> _BRIEF_:
Your job is to copy the data that follows exactly, every line included.

Component data from apps and pages

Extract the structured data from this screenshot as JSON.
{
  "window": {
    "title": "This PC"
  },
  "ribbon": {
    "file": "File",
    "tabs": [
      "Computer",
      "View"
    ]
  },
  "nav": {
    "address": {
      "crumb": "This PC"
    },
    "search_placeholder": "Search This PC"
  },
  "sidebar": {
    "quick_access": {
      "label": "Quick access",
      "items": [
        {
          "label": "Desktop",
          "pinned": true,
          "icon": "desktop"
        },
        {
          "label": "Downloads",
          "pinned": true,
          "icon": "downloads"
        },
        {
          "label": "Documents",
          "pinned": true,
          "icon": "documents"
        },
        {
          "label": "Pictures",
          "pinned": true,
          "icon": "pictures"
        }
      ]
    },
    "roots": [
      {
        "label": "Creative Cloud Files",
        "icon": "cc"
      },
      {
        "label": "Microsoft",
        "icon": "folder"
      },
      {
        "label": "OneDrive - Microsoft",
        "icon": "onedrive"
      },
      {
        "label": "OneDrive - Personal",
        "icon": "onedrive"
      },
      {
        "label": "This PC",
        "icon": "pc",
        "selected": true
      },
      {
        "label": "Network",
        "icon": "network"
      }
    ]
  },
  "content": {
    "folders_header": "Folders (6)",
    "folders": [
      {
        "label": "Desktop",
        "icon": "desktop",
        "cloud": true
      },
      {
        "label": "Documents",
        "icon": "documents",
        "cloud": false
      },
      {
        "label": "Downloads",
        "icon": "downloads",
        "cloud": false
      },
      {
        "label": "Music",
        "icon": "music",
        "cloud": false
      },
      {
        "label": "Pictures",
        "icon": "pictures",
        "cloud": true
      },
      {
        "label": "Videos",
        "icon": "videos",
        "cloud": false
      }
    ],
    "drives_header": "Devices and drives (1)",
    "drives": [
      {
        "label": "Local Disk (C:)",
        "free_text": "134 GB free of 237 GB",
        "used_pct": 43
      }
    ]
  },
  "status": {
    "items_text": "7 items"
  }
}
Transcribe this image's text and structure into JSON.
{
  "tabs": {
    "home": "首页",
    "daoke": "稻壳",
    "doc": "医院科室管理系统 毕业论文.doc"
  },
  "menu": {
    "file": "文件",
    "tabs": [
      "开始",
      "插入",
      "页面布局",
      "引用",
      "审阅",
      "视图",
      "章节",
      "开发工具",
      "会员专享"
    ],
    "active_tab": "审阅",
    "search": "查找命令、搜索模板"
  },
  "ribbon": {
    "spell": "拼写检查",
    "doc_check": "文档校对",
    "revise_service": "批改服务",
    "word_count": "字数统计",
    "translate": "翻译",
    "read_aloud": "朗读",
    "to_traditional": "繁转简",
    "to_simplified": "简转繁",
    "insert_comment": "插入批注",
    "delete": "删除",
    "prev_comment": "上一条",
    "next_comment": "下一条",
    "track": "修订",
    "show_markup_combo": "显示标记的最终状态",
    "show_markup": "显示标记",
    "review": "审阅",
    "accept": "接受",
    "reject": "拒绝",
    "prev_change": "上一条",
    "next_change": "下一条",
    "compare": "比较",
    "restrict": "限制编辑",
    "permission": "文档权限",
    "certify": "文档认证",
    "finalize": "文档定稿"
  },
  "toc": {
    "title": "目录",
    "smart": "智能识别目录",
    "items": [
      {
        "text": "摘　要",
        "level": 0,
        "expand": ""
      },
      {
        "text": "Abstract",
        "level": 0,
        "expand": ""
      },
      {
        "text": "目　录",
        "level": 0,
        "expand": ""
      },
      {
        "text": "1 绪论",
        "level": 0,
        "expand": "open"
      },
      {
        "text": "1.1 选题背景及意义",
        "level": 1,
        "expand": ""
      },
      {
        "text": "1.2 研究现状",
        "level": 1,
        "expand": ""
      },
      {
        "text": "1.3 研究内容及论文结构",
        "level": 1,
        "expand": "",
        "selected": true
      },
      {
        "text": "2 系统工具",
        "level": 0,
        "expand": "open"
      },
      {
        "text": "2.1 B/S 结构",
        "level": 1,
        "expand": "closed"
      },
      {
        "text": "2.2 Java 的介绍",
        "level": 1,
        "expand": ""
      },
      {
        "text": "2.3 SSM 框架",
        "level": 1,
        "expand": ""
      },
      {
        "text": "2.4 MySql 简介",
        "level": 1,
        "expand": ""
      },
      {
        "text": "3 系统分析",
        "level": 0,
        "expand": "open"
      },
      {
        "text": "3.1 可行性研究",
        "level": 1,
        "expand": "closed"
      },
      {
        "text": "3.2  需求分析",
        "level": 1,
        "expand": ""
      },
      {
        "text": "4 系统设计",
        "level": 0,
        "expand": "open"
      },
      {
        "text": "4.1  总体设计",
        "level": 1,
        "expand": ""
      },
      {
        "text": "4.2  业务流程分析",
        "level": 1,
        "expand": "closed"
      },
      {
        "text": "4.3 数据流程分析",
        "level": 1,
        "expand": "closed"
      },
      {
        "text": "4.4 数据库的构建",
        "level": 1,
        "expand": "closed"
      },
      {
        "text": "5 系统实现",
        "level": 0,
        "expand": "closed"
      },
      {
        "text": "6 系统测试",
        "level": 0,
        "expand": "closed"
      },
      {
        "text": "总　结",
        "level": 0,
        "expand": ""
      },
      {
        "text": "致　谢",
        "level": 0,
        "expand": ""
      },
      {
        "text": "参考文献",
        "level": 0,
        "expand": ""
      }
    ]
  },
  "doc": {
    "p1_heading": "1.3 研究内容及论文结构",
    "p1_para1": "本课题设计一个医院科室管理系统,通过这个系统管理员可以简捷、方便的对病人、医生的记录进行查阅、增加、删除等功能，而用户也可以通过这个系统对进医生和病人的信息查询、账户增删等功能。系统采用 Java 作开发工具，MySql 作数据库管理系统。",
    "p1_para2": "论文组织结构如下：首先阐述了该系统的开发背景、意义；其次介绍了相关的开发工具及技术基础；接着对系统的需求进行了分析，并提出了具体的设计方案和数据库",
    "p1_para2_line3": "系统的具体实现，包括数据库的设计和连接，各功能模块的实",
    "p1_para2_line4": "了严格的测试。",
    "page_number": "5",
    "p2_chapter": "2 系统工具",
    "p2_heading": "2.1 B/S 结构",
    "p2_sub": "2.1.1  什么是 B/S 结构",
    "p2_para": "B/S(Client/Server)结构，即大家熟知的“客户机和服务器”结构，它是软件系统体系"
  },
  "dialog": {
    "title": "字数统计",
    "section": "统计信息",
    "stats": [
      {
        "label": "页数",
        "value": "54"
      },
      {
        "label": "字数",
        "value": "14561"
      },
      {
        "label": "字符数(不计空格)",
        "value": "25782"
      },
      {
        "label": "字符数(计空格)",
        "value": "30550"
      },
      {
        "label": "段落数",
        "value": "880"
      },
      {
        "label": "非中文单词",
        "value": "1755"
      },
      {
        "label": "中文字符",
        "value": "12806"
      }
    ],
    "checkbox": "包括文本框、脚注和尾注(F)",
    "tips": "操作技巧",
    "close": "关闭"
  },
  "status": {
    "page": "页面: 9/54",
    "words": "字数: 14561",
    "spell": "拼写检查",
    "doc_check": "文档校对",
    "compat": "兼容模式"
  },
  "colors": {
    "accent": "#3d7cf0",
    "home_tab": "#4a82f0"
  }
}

> _TASK RESULT_:
Extract the structured data from this screenshot as JSON.
{
  "window": {
    "title": "This PC"
  },
  "ribbon": {
    "file": "File",
    "tabs": [
      "Computer",
      "View"
    ]
  },
  "nav": {
    "address": {
      "crumb": "This PC"
    },
    "search_placeholder": "Search This PC"
  },
  "sidebar": {
    "quick_access": {
      "label": "Quick access",
      "items": [
        {
          "label": "Desktop",
          "pinned": true,
          "icon": "desktop"
        },
        {
          "label": "Downloads",
          "pinned": true,
          "icon": "downloads"
        },
        {
          "label": "Documents",
          "pinned": true,
          "icon": "documents"
        },
        {
          "label": "Pictures",
          "pinned": true,
          "icon": "pictures"
        }
      ]
    },
    "roots": [
      {
        "label": "Creative Cloud Files",
        "icon": "cc"
      },
      {
        "label": "Microsoft",
        "icon": "folder"
      },
      {
        "label": "OneDrive - Microsoft",
        "icon": "onedrive"
      },
      {
        "label": "OneDrive - Personal",
        "icon": "onedrive"
      },
      {
        "label": "This PC",
        "icon": "pc",
        "selected": true
      },
      {
        "label": "Network",
        "icon": "network"
      }
    ]
  },
  "content": {
    "folders_header": "Folders (6)",
    "folders": [
      {
        "label": "Desktop",
        "icon": "desktop",
        "cloud": true
      },
      {
        "label": "Documents",
        "icon": "documents",
        "cloud": false
      },
      {
        "label": "Downloads",
        "icon": "downloads",
        "cloud": false
      },
      {
        "label": "Music",
        "icon": "music",
        "cloud": false
      },
      {
        "label": "Pictures",
        "icon": "pictures",
        "cloud": true
      },
      {
        "label": "Videos",
        "icon": "videos",
        "cloud": false
      }
    ],
    "drives_header": "Devices and drives (1)",
    "drives": [
      {
        "label": "Local Disk (C:)",
        "free_text": "134 GB free of 237 GB",
        "used_pct": 43
      }
    ]
  },
  "status": {
    "items_text": "7 items"
  }
}
Transcribe this image's text and structure into JSON.
{
  "tabs": {
    "home": "首页",
    "daoke": "稻壳",
    "doc": "医院科室管理系统 毕业论文.doc"
  },
  "menu": {
    "file": "文件",
    "tabs": [
      "开始",
      "插入",
      "页面布局",
      "引用",
      "审阅",
      "视图",
      "章节",
      "开发工具",
      "会员专享"
    ],
    "active_tab": "审阅",
    "search": "查找命令、搜索模板"
  },
  "ribbon": {
    "spell": "拼写检查",
    "doc_check": "文档校对",
    "revise_service": "批改服务",
    "word_count": "字数统计",
    "translate": "翻译",
    "read_aloud": "朗读",
    "to_traditional": "繁转简",
    "to_simplified": "简转繁",
    "insert_comment": "插入批注",
    "delete": "删除",
    "prev_comment": "上一条",
    "next_comment": "下一条",
    "track": "修订",
    "show_markup_combo": "显示标记的最终状态",
    "show_markup": "显示标记",
    "review": "审阅",
    "accept": "接受",
    "reject": "拒绝",
    "prev_change": "上一条",
    "next_change": "下一条",
    "compare": "比较",
    "restrict": "限制编辑",
    "permission": "文档权限",
    "certify": "文档认证",
    "finalize": "文档定稿"
  },
  "toc": {
    "title": "目录",
    "smart": "智能识别目录",
    "items": [
      {
        "text": "摘　要",
        "level": 0,
        "expand": ""
      },
      {
        "text": "Abstract",
        "level": 0,
        "expand": ""
      },
      {
        "text": "目　录",
        "level": 0,
        "expand": ""
      },
      {
        "text": "1 绪论",
        "level": 0,
        "expand": "open"
      },
      {
        "text": "1.1 选题背景及意义",
        "level": 1,
        "expand": ""
      },
      {
        "text": "1.2 研究现状",
        "level": 1,
        "expand": ""
      },
      {
        "text": "1.3 研究内容及论文结构",
        "level": 1,
        "expand": "",
        "selected": true
      },
      {
        "text": "2 系统工具",
        "level": 0,
        "expand": "open"
      },
      {
        "text": "2.1 B/S 结构",
        "level": 1,
        "expand": "closed"
      },
      {
        "text": "2.2 Java 的介绍",
        "level": 1,
        "expand": ""
      },
      {
        "text": "2.3 SSM 框架",
        "level": 1,
        "expand": ""
      },
      {
        "text": "2.4 MySql 简介",
        "level": 1,
        "expand": ""
      },
      {
        "text": "3 系统分析",
        "level": 0,
        "expand": "open"
      },
      {
        "text": "3.1 可行性研究",
        "level": 1,
        "expand": "closed"
      },
      {
        "text": "3.2  需求分析",
        "level": 1,
        "expand": ""
      },
      {
        "text": "4 系统设计",
        "level": 0,
        "expand": "open"
      },
      {
        "text": "4.1  总体设计",
        "level": 1,
        "expand": ""
      },
      {
        "text": "4.2  业务流程分析",
        "level": 1,
        "expand": "closed"
      },
      {
        "text": "4.3 数据流程分析",
        "level": 1,
        "expand": "closed"
      },
      {
        "text": "4.4 数据库的构建",
        "level": 1,
        "expand": "closed"
      },
      {
        "text": "5 系统实现",
        "level": 0,
        "expand": "closed"
      },
      {
        "text": "6 系统测试",
        "level": 0,
        "expand": "closed"
      },
      {
        "text": "总　结",
        "level": 0,
        "expand": ""
      },
      {
        "text": "致　谢",
        "level": 0,
        "expand": ""
      },
      {
        "text": "参考文献",
        "level": 0,
        "expand": ""
      }
    ]
  },
  "doc": {
    "p1_heading": "1.3 研究内容及论文结构",
    "p1_para1": "本课题设计一个医院科室管理系统,通过这个系统管理员可以简捷、方便的对病人、医生的记录进行查阅、增加、删除等功能，而用户也可以通过这个系统对进医生和病人的信息查询、账户增删等功能。系统采用 Java 作开发工具，MySql 作数据库管理系统。",
    "p1_para2": "论文组织结构如下：首先阐述了该系统的开发背景、意义；其次介绍了相关的开发工具及技术基础；接着对系统的需求进行了分析，并提出了具体的设计方案和数据库",
    "p1_para2_line3": "系统的具体实现，包括数据库的设计和连接，各功能模块的实",
    "p1_para2_line4": "了严格的测试。",
    "page_number": "5",
    "p2_chapter": "2 系统工具",
    "p2_heading": "2.1 B/S 结构",
    "p2_sub": "2.1.1  什么是 B/S 结构",
    "p2_para": "B/S(Client/Server)结构，即大家熟知的“客户机和服务器”结构，它是软件系统体系"
  },
  "dialog": {
    "title": "字数统计",
    "section": "统计信息",
    "stats": [
      {
        "label": "页数",
        "value": "54"
      },
      {
        "label": "字数",
        "value": "14561"
      },
      {
        "label": "字符数(不计空格)",
        "value": "25782"
      },
      {
        "label": "字符数(计空格)",
        "value": "30550"
      },
      {
        "label": "段落数",
        "value": "880"
      },
      {
        "label": "非中文单词",
        "value": "1755"
      },
      {
        "label": "中文字符",
        "value": "12806"
      }
    ],
    "checkbox": "包括文本框、脚注和尾注(F)",
    "tips": "操作技巧",
    "close": "关闭"
  },
  "status": {
    "page": "页面: 9/54",
    "words": "字数: 14561",
    "spell": "拼写检查",
    "doc_check": "文档校对",
    "compat": "兼容模式"
  },
  "colors": {
    "accent": "#3d7cf0",
    "home_tab": "#4a82f0"
  }
}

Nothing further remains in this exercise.